Companies with the best and most successful cultures almost always put effort into making the culture what they want it to be. That conscious effort to create a cohesive environment tends to lead to more success and a strong competitive advantage. Think about it like an equation, says Hal Halladay, the Chief People Officer at Infusionsoft: Happy employees = Happy customers = Happy shareholders. It all starts with employees who are engaged and inspired to work hard and contribute to the success of the company. As people start to be more accountable for their work because they are passionate and excited about it, the quality of work starts to increase, which leads to overall success for the company and a competitive advantage. When employees are engaged and encouraged to collaborate at work, they tend to be more energized and are happier to come to work. That optimism leads to high morale and strong results.
When put in those terms, it makes sense that every company would want a good corporate culture--why wouldn't you do something that builds up employees and contributes to the company's bottom line? But actually building a strong culture is often easier said than done. Here are a few principles of how to define and develop a strong culture:
First, it starts with defining what you want the culture to be. This often happens by having a strong goal and purpose for the organization. The goal should be the driving force behind all the work you do and something that resonates with employees. Some companies go further to develop a list of core values that embody what the company represents. At Infusionsoft, there are nine core values, including practicing open, real communication, facing challenges with optimism, constantly improving, and doing the right thing. These values put actions behind the goal and help every employee and future employee know what is expected of them and how they should make their business decisions.
A big part of culture is hiring the right people. With the core values in mind, managers can look for potential employees who encapsulate the mission of the organization and who are excited to live by the values. The more employees who are on board with the mission, the more the culture will grow and lead to a stronger competitive advantage. People who live by the company's goals and core values thrive at an organization, so that is who managers should try to hire. Throughout the entire process, employees should be very involved and be encouraged to provide feedback and ideas.
Some companies build their cultures around perks like free lunches and yoga; while those perks can be great for employee morale and contribute to the overall success of the company, Hal encourages organizations to also consider more meaningful perks and benefits for employees. Those could include things like wellness packages, strong benefits, and areas to work and collaborate. At Infusionsoft, it also includes a Dream Manager, or a full-time employee who works with employees to help them reach their dreams, whether they are personal or professional. As employees work to tackle their fears and try new things, they are invigorated in all aspects of their lives, which comes back to creating a stronger work environment.
Culture may look different at every organization, but when done correctly and nurtured, it can create a positive environment that encourages employees to do their best work.
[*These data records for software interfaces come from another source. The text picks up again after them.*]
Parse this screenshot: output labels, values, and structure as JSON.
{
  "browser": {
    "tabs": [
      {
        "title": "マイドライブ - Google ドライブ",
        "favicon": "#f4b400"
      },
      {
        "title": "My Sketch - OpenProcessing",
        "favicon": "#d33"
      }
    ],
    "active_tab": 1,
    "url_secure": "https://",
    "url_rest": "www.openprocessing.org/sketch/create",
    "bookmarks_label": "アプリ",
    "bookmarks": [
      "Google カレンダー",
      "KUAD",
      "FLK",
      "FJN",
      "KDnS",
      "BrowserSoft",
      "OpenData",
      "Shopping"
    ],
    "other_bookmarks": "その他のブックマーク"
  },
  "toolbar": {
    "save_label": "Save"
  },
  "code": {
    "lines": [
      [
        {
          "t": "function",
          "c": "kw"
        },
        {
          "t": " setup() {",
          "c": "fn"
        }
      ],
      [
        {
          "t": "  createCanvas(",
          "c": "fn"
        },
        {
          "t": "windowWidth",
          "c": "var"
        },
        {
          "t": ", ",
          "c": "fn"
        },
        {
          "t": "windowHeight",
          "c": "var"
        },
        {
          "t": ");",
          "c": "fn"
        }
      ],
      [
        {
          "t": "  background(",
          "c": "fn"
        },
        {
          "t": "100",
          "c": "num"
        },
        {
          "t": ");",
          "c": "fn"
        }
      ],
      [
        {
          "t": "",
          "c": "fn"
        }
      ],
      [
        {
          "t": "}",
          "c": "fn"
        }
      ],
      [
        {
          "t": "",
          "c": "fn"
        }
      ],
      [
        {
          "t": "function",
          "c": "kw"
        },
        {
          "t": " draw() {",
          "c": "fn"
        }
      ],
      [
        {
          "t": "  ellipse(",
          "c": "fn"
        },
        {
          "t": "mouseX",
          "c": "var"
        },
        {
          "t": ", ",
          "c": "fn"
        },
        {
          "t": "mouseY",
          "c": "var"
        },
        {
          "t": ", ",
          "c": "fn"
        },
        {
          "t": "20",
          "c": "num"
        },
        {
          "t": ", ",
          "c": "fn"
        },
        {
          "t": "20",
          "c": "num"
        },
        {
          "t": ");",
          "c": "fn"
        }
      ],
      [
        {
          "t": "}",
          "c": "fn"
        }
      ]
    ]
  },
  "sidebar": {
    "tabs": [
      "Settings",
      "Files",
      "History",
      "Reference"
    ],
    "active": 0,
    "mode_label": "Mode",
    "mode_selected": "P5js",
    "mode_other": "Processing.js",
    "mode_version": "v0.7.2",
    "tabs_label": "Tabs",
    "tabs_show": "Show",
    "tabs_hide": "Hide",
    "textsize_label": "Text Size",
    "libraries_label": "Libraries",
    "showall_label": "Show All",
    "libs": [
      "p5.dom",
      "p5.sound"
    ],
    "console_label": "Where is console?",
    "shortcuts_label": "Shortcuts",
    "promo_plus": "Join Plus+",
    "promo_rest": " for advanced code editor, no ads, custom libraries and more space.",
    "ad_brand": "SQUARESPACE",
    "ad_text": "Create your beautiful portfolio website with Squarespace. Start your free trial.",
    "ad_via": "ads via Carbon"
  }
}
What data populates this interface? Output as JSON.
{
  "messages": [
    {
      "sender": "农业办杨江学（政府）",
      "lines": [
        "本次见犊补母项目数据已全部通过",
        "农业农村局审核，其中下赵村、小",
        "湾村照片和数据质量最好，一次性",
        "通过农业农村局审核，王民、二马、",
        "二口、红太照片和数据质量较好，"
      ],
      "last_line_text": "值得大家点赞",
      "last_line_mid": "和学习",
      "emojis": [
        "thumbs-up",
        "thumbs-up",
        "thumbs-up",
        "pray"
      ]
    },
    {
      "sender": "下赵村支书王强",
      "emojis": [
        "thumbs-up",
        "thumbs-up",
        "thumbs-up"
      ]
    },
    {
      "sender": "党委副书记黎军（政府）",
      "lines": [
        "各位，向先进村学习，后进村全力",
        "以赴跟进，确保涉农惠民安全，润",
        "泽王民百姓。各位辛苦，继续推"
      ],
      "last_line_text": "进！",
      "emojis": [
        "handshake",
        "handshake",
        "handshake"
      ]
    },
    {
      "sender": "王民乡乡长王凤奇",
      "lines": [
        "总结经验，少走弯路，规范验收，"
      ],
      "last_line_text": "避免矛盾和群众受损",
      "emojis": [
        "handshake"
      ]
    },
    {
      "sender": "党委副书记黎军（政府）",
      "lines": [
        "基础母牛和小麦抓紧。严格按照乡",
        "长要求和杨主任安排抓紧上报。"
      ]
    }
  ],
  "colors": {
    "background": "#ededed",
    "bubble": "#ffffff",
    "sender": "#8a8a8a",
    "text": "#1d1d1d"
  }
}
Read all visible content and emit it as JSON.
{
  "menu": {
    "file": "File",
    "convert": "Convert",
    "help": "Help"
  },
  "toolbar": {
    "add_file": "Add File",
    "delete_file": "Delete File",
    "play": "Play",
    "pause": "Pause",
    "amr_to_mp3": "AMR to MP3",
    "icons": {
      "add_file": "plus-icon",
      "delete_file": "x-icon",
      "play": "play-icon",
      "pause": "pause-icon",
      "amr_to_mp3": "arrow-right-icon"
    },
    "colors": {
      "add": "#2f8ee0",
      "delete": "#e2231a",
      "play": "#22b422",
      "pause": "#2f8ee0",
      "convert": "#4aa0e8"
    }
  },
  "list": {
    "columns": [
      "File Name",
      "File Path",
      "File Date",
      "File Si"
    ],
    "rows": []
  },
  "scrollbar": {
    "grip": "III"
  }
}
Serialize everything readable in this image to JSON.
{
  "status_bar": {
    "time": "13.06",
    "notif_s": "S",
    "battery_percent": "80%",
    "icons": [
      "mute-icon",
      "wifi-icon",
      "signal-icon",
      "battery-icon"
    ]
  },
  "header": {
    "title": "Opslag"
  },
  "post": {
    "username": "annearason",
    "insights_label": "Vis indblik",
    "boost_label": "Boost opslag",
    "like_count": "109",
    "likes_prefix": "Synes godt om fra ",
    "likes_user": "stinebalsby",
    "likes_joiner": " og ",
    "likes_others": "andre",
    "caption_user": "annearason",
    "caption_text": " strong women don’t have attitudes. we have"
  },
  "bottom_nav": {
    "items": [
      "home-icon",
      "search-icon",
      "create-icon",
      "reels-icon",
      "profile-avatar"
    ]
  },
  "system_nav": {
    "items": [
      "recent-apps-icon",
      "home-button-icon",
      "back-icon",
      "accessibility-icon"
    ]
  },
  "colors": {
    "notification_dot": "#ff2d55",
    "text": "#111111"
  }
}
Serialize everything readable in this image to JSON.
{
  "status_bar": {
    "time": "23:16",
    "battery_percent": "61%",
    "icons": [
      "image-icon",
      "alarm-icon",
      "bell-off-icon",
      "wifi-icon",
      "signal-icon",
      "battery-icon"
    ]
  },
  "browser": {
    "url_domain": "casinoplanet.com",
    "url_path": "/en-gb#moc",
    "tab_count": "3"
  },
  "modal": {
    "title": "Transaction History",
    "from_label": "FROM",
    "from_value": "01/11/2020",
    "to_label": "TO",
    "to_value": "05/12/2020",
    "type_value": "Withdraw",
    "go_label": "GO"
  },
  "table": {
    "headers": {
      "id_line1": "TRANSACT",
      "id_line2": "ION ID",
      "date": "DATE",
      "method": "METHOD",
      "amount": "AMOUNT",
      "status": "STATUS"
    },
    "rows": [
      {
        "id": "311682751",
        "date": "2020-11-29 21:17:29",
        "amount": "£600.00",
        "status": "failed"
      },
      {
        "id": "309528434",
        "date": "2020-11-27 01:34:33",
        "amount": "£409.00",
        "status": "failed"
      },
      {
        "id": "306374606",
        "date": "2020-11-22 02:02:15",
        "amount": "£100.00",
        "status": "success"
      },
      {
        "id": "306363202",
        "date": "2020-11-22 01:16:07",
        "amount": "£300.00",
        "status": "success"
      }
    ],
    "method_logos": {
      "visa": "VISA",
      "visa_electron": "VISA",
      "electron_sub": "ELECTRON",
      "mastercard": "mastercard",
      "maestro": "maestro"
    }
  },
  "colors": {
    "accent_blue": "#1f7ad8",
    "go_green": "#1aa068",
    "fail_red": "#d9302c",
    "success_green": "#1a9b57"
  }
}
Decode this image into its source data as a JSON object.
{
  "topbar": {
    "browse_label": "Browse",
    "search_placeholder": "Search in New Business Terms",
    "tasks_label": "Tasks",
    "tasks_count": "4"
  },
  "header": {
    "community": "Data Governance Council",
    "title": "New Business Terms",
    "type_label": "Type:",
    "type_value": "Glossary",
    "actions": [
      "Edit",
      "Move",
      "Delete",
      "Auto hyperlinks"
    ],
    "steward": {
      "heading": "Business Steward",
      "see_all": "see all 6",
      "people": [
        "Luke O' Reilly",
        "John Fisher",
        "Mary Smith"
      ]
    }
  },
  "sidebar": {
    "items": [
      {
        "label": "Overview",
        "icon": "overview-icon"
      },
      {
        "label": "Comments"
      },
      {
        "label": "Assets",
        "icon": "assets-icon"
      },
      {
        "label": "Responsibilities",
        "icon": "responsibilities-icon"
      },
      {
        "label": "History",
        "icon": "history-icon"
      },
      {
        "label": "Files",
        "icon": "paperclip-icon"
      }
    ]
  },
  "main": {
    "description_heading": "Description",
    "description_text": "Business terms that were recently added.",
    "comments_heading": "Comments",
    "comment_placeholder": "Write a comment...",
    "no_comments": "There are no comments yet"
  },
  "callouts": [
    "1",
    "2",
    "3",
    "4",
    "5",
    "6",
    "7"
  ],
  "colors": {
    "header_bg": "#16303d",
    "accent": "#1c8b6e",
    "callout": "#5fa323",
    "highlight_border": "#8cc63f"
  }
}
The competitive advantage that comes from culture can't be overstated, and building a strong culture can be one of the best things you can do for your company.
Listen to the full Future of Work Podcast with Hal Halladay to learn more.